▶ [YOUR ASSIGNMENT]
For the full listing below, write out each entry exactly and exclude the images.

---------- DATA FOR ANALYSIS

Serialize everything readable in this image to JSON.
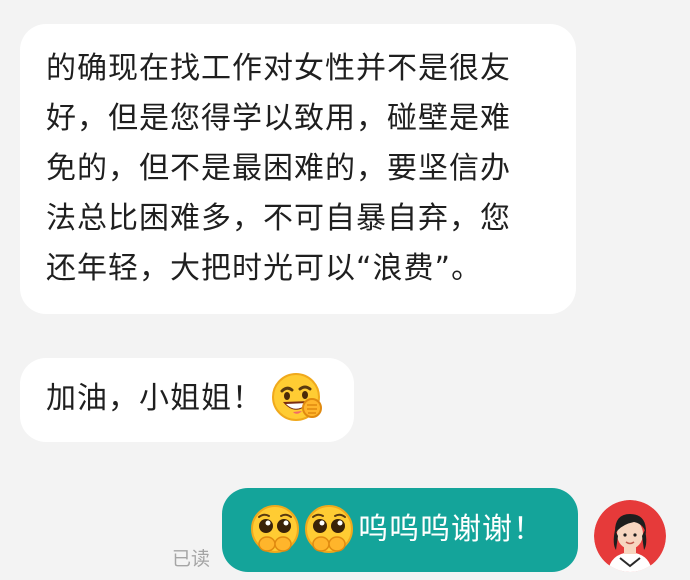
{
  "messages": {
    "incoming_1": {
      "lines": [
        "的确现在找工作对女性并不是很友",
        "好，但是您得学以致用，碰壁是难",
        "免的，但不是最困难的，要坚信办",
        "法总比困难多，不可自暴自弃，您",
        "还年轻，大把时光可以“浪费”。"
      ]
    },
    "incoming_2": {
      "text": "加油，小姐姐！",
      "emoji": "grinning-fist-emoji"
    },
    "outgoing": {
      "emojis": [
        "pleading-face-emoji",
        "pleading-face-emoji"
      ],
      "text": "呜呜呜谢谢！",
      "status": "已读"
    }
  },
  "colors": {
    "background": "#f3f3f3",
    "incoming_bubble": "#ffffff",
    "outgoing_bubble": "#14a49a",
    "read_status": "#a5a5a5"
  },
  "avatar": {
    "icon": "woman-avatar-icon"
  }
}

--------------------

▶ [RESULT]
Serialize everything readable in this image to JSON.
{
  "messages": {
    "incoming_1": {
      "lines": [
        "的确现在找工作对女性并不是很友",
        "好，但是您得学以致用，碰壁是难",
        "免的，但不是最困难的，要坚信办",
        "法总比困难多，不可自暴自弃，您",
        "还年轻，大把时光可以“浪费”。"
      ]
    },
    "incoming_2": {
      "text": "加油，小姐姐！",
      "emoji": "grinning-fist-emoji"
    },
    "outgoing": {
      "emojis": [
        "pleading-face-emoji",
        "pleading-face-emoji"
      ],
      "text": "呜呜呜谢谢！",
      "status": "已读"
    }
  },
  "colors": {
    "background": "#f3f3f3",
    "incoming_bubble": "#ffffff",
    "outgoing_bubble": "#14a49a",
    "read_status": "#a5a5a5"
  },
  "avatar": {
    "icon": "woman-avatar-icon"
  }
}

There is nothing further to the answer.